Extracted data entries
=====

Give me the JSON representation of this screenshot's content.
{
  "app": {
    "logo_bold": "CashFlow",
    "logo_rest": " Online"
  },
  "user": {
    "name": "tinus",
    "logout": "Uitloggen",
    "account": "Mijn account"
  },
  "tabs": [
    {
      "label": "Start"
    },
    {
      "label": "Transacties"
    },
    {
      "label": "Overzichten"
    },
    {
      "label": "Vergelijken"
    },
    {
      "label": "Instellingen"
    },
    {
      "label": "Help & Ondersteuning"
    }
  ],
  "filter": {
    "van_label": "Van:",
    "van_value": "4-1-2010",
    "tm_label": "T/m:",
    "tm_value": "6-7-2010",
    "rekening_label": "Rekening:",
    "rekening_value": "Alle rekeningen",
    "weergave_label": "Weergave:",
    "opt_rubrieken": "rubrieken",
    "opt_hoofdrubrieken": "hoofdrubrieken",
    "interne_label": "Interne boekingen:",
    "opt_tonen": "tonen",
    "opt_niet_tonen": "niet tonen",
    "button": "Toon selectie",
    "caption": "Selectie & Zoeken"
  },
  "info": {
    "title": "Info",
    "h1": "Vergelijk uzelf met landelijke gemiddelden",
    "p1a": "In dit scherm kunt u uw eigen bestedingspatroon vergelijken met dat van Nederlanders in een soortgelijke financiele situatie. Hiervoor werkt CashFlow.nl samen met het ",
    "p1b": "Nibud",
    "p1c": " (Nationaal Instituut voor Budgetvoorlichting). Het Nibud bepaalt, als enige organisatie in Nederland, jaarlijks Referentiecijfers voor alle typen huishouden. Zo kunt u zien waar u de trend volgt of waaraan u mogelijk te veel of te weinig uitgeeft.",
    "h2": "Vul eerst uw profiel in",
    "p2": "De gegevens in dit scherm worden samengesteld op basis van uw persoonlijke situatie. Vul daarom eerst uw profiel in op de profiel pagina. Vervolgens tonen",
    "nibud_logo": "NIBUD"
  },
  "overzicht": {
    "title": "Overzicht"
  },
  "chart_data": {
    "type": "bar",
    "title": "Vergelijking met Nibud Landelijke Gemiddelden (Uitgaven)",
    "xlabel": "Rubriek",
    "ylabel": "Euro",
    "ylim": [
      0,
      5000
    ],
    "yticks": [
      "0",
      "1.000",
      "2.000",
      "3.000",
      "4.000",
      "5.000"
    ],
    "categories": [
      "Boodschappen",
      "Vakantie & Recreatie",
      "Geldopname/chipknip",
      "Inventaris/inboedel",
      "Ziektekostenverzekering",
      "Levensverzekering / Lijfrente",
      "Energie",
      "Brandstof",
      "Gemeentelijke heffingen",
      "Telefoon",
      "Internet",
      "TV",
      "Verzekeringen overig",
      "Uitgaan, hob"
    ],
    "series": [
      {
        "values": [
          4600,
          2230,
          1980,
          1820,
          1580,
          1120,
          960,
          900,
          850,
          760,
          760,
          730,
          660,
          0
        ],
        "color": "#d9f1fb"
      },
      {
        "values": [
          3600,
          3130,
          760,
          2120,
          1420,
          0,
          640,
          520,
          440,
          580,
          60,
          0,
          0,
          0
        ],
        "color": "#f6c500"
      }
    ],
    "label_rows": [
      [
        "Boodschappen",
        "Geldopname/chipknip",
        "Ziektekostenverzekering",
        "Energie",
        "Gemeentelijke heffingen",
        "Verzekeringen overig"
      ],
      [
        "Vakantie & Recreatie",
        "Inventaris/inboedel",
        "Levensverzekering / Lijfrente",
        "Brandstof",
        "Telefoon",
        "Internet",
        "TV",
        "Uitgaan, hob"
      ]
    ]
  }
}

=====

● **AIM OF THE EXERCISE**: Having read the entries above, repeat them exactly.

● **OUTPUT FOR THIS EXERCISE**:
Give me the JSON representation of this screenshot's content.
{
  "app": {
    "logo_bold": "CashFlow",
    "logo_rest": " Online"
  },
  "user": {
    "name": "tinus",
    "logout": "Uitloggen",
    "account": "Mijn account"
  },
  "tabs": [
    {
      "label": "Start"
    },
    {
      "label": "Transacties"
    },
    {
      "label": "Overzichten"
    },
    {
      "label": "Vergelijken"
    },
    {
      "label": "Instellingen"
    },
    {
      "label": "Help & Ondersteuning"
    }
  ],
  "filter": {
    "van_label": "Van:",
    "van_value": "4-1-2010",
    "tm_label": "T/m:",
    "tm_value": "6-7-2010",
    "rekening_label": "Rekening:",
    "rekening_value": "Alle rekeningen",
    "weergave_label": "Weergave:",
    "opt_rubrieken": "rubrieken",
    "opt_hoofdrubrieken": "hoofdrubrieken",
    "interne_label": "Interne boekingen:",
    "opt_tonen": "tonen",
    "opt_niet_tonen": "niet tonen",
    "button": "Toon selectie",
    "caption": "Selectie & Zoeken"
  },
  "info": {
    "title": "Info",
    "h1": "Vergelijk uzelf met landelijke gemiddelden",
    "p1a": "In dit scherm kunt u uw eigen bestedingspatroon vergelijken met dat van Nederlanders in een soortgelijke financiele situatie. Hiervoor werkt CashFlow.nl samen met het ",
    "p1b": "Nibud",
    "p1c": " (Nationaal Instituut voor Budgetvoorlichting). Het Nibud bepaalt, als enige organisatie in Nederland, jaarlijks Referentiecijfers voor alle typen huishouden. Zo kunt u zien waar u de trend volgt of waaraan u mogelijk te veel of te weinig uitgeeft.",
    "h2": "Vul eerst uw profiel in",
    "p2": "De gegevens in dit scherm worden samengesteld op basis van uw persoonlijke situatie. Vul daarom eerst uw profiel in op de profiel pagina. Vervolgens tonen",
    "nibud_logo": "NIBUD"
  },
  "overzicht": {
    "title": "Overzicht"
  },
  "chart_data": {
    "type": "bar",
    "title": "Vergelijking met Nibud Landelijke Gemiddelden (Uitgaven)",
    "xlabel": "Rubriek",
    "ylabel": "Euro",
    "ylim": [
      0,
      5000
    ],
    "yticks": [
      "0",
      "1.000",
      "2.000",
      "3.000",
      "4.000",
      "5.000"
    ],
    "categories": [
      "Boodschappen",
      "Vakantie & Recreatie",
      "Geldopname/chipknip",
      "Inventaris/inboedel",
      "Ziektekostenverzekering",
      "Levensverzekering / Lijfrente",
      "Energie",
      "Brandstof",
      "Gemeentelijke heffingen",
      "Telefoon",
      "Internet",
      "TV",
      "Verzekeringen overig",
      "Uitgaan, hob"
    ],
    "series": [
      {
        "values": [
          4600,
          2230,
          1980,
          1820,
          1580,
          1120,
          960,
          900,
          850,
          760,
          760,
          730,
          660,
          0
        ],
        "color": "#d9f1fb"
      },
      {
        "values": [
          3600,
          3130,
          760,
          2120,
          1420,
          0,
          640,
          520,
          440,
          580,
          60,
          0,
          0,
          0
        ],
        "color": "#f6c500"
      }
    ],
    "label_rows": [
      [
        "Boodschappen",
        "Geldopname/chipknip",
        "Ziektekostenverzekering",
        "Energie",
        "Gemeentelijke heffingen",
        "Verzekeringen overig"
      ],
      [
        "Vakantie & Recreatie",
        "Inventaris/inboedel",
        "Levensverzekering / Lijfrente",
        "Brandstof",
        "Telefoon",
        "Internet",
        "TV",
        "Uitgaan, hob"
      ]
    ]
  }
}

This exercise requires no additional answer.